Somewhat ironically, this generates what is technically called a “positive feedback loop.” Of course, in this case, positive does not mean good, optimal, or adaptive. The technical definition of a positive feedback loop refers to when a change in a given direction causes an additional change in the same direction. The direction here is negative psychic energy. As suggested in the above description, the final negative reaction adds negativity to both the negative situation and the negative feeling states, thus completing the cycle and adding changes in that direction.

When you look for triple-negative looping, you can see it everywhere in psychopathology (see here or here for some clinical examples). I consider it to be the central feature of what are called the internalizing conditions, which are the cluster of problems that include things like depression and anxiety. These categories are the most common “presenting problems” in psychotherapy. I put this in quotes so that we notice the language, which frames depression and anxiety as the problems, as opposed to symptoms (see here). From a triple-negative loop model, we can clearly see why this is less than ideal.

Given this analysis, what shall we do?

The first and most basic thing is to be aware of the looping. This means that you shift your perspective outside of the reflex-like reactivity to notice that (a) bad things have happened that give rise to (b) bad feelings, and then (c) there is a negative reaction to both in some way. If you see this pattern and apply this model, then there is the potential for awareness that continuing on this path is basically a ticket into a cul-de-sac of negativity.

The second step is to learn how to break the cycle and put a basement on the negativity. I developed an integrated approach to psychological mindfulness for this process called CALM-MO (see here for a quick video presentation). It is an acronym that encapsulates core principles that diffuse and reverse the triple-negative neurotic looping cycle. The “MO” stands for Meta-cognitive Observer. This is the part that steps outside of the stream of reactivity and develops a reflective and response stance.

The CALM has obvious meanings, but it is enriched when one internalizes the acronym that “C” stands for curiosity and wonderment, “A” stands for acceptance and distress tolerance, “L” stands for a loving, compassionate attitude toward self and others, and “M” stands for motivated toward valued states of being in the short and long term. The skillful employment of a CALM-MO as one’s modus operandi results in the interruption and diffusion of neurotic looping.

The third step is learning to channel more adaptive, optimal responses. This blog describes how to think of the human psyche as a layered system across time and development. The four layers it lays out are: 1) the body (e.g., energy, feelings, bodily stance, health, safety); 2) the heart (e.g., attachment, relationships, being known and valued); 3) the mind (e.g., thinking, deliberating, justifying); and 4) the spirit (i.e., the trans-egoic existential values, meaning and purpose).

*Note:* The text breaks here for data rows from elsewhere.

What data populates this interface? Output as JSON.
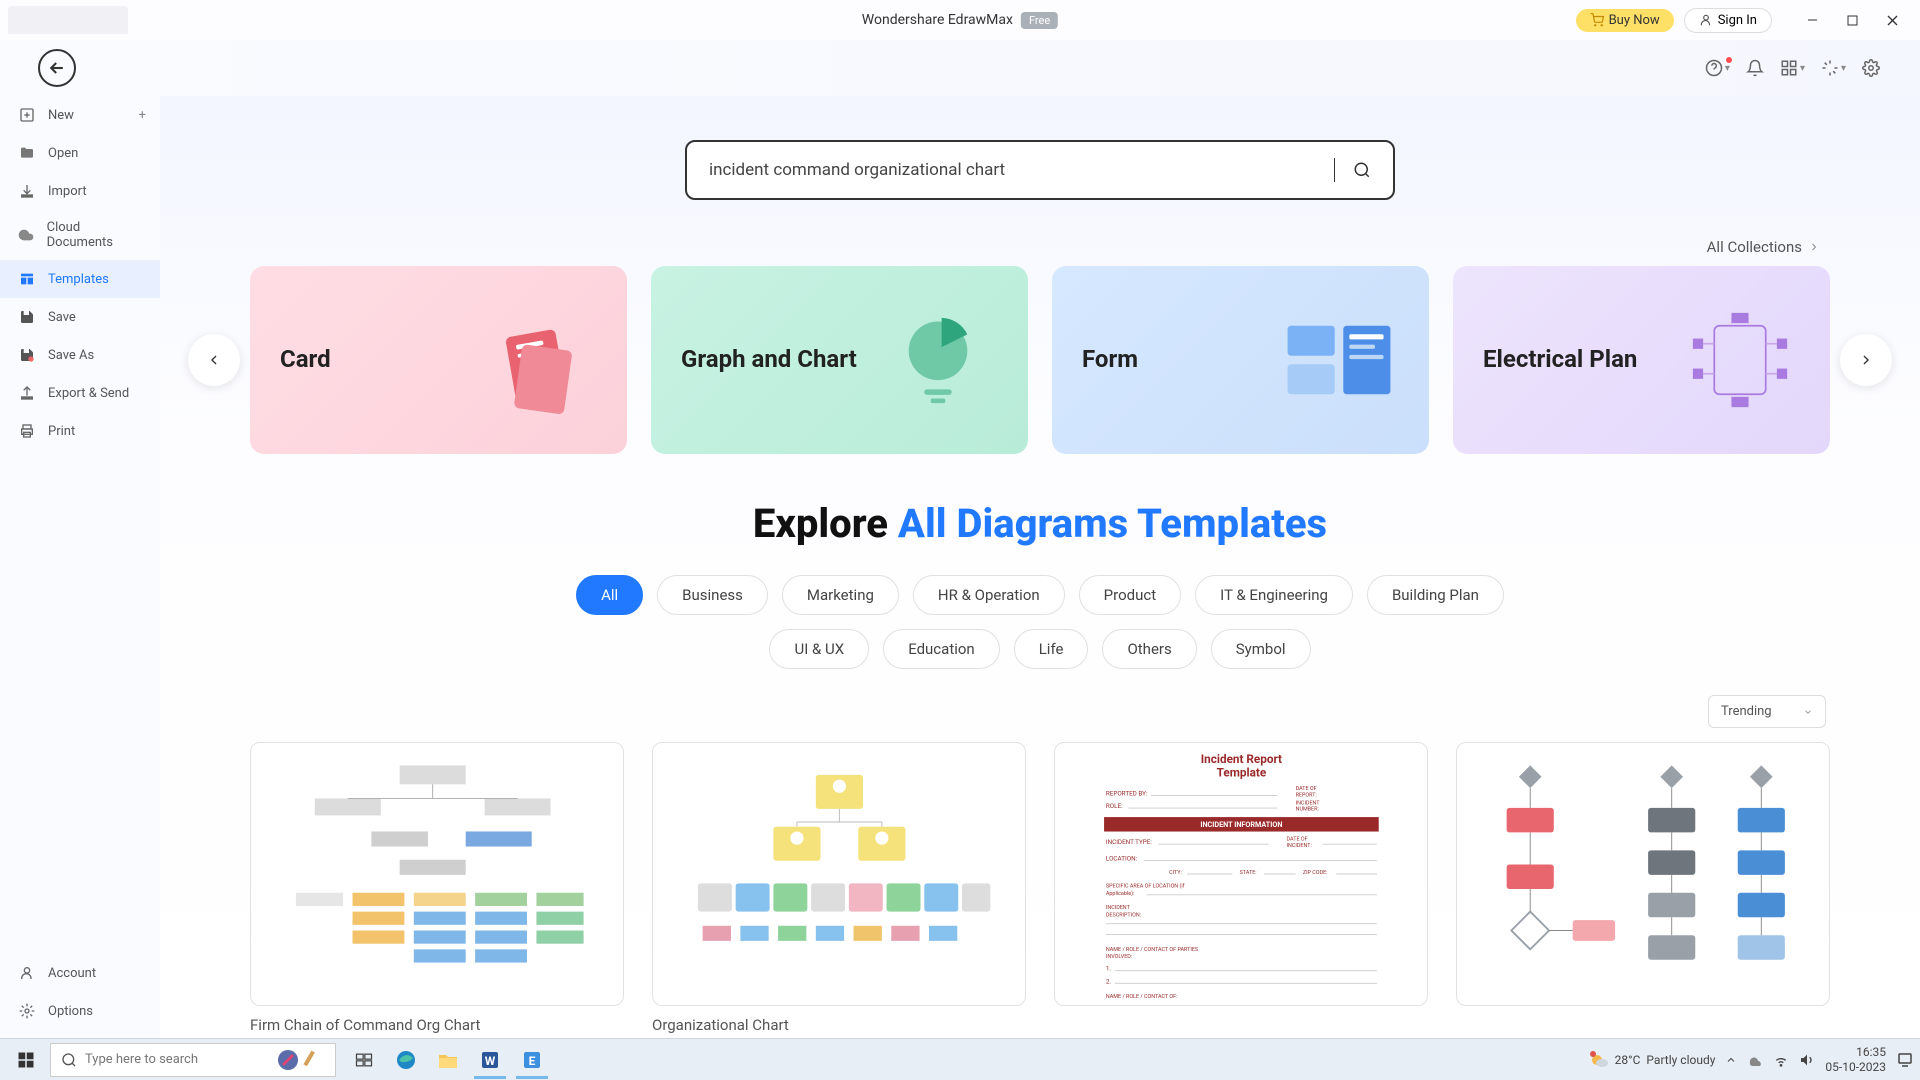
{
  "titlebar": {
    "app_name": "Wondershare EdrawMax",
    "badge": "Free",
    "buy_now": "Buy Now",
    "sign_in": "Sign In"
  },
  "sidebar": {
    "items": [
      {
        "label": "New",
        "icon": "plus-square"
      },
      {
        "label": "Open",
        "icon": "folder"
      },
      {
        "label": "Import",
        "icon": "import"
      },
      {
        "label": "Cloud Documents",
        "icon": "cloud"
      },
      {
        "label": "Templates",
        "icon": "templates"
      },
      {
        "label": "Save",
        "icon": "save"
      },
      {
        "label": "Save As",
        "icon": "save-as"
      },
      {
        "label": "Export & Send",
        "icon": "export"
      },
      {
        "label": "Print",
        "icon": "print"
      }
    ],
    "bottom": [
      {
        "label": "Account",
        "icon": "user"
      },
      {
        "label": "Options",
        "icon": "gear"
      }
    ]
  },
  "search": {
    "value": "incident command organizational chart"
  },
  "all_collections": "All Collections",
  "categories": [
    {
      "label": "Card",
      "theme": "pink"
    },
    {
      "label": "Graph and Chart",
      "theme": "green"
    },
    {
      "label": "Form",
      "theme": "blue"
    },
    {
      "label": "Electrical Plan",
      "theme": "purple"
    }
  ],
  "explore": {
    "prefix": "Explore ",
    "highlight": "All Diagrams Templates"
  },
  "chips_row1": [
    "All",
    "Business",
    "Marketing",
    "HR & Operation",
    "Product",
    "IT & Engineering",
    "Building Plan"
  ],
  "chips_row2": [
    "UI & UX",
    "Education",
    "Life",
    "Others",
    "Symbol"
  ],
  "active_chip": "All",
  "sort": "Trending",
  "templates": [
    {
      "title": "Firm Chain of Command Org Chart"
    },
    {
      "title": "Organizational Chart"
    },
    {
      "title": ""
    },
    {
      "title": ""
    }
  ],
  "incident_thumb": {
    "title": "Incident Report Template",
    "section": "INCIDENT INFORMATION",
    "fields_left": [
      "REPORTED BY:",
      "ROLE:",
      "INCIDENT TYPE:",
      "LOCATION:",
      "INCIDENT DESCRIPTION:",
      "NAME / ROLE / CONTACT OF PARTIES INVOLVED:",
      "1.",
      "2.",
      "NAME / ROLE / CONTACT OF:"
    ],
    "fields_right": [
      "DATE OF REPORT:",
      "INCIDENT NUMBER:",
      "DATE OF INCIDENT:",
      "CITY:",
      "STATE:",
      "ZIP CODE:",
      "SPECIFIC AREA OF LOCATION (if Applicable):"
    ]
  },
  "taskbar": {
    "search_placeholder": "Type here to search",
    "weather_temp": "28°C",
    "weather_text": "Partly cloudy",
    "time": "16:35",
    "date": "05-10-2023"
  }
}
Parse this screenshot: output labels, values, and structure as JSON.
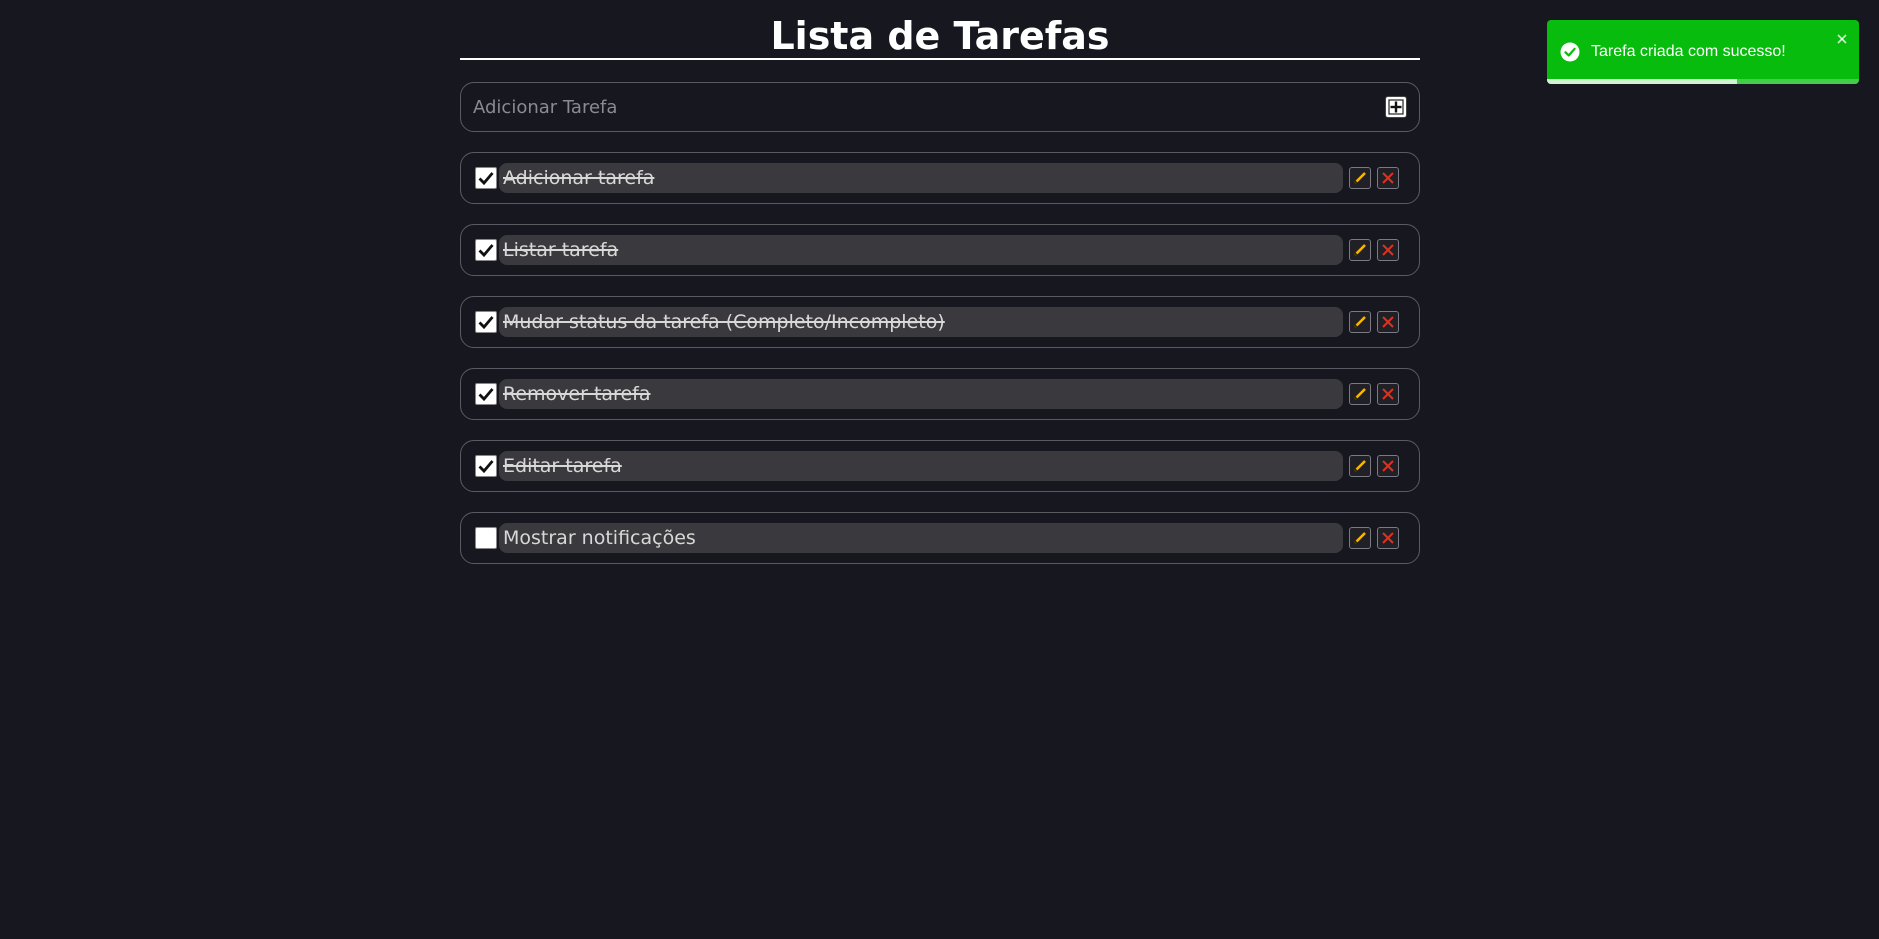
{
  "header": {
    "title": "Lista de Tarefas"
  },
  "add_task": {
    "placeholder": "Adicionar Tarefa",
    "value": "",
    "button_icon": "plus-icon"
  },
  "tasks": [
    {
      "label": "Adicionar tarefa",
      "completed": true
    },
    {
      "label": "Listar tarefa",
      "completed": true
    },
    {
      "label": "Mudar status da tarefa (Completo/Incompleto)",
      "completed": true
    },
    {
      "label": "Remover tarefa",
      "completed": true
    },
    {
      "label": "Editar tarefa",
      "completed": true
    },
    {
      "label": "Mostrar notificações",
      "completed": false
    }
  ],
  "task_actions": {
    "edit_icon": "pencil-icon",
    "delete_icon": "close-icon"
  },
  "toast": {
    "message": "Tarefa criada com sucesso!",
    "icon": "check-circle-icon",
    "close_icon": "close-icon",
    "progress": 0.61
  },
  "colors": {
    "background": "#17171f",
    "toast_success": "#07bc0c",
    "edit_accent": "#f5b800",
    "delete_accent": "#e0301e"
  }
}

Whereas triple-negative neurotic loops result in people being “all tangled up inside,” there are virtuous cycles of connection, efficacy, and growth that do the reverse. These occur when individuals, dyads, and systems are able to flexibly and adaptively cohere, integrate, and move toward valued states of being. How does one achieve this? This answer is complex.

That this is a complex process is not a bad thing, as you are a complex adaptive system. The key is to know that you have the potential and that triple-negative neurotic looping is not the way.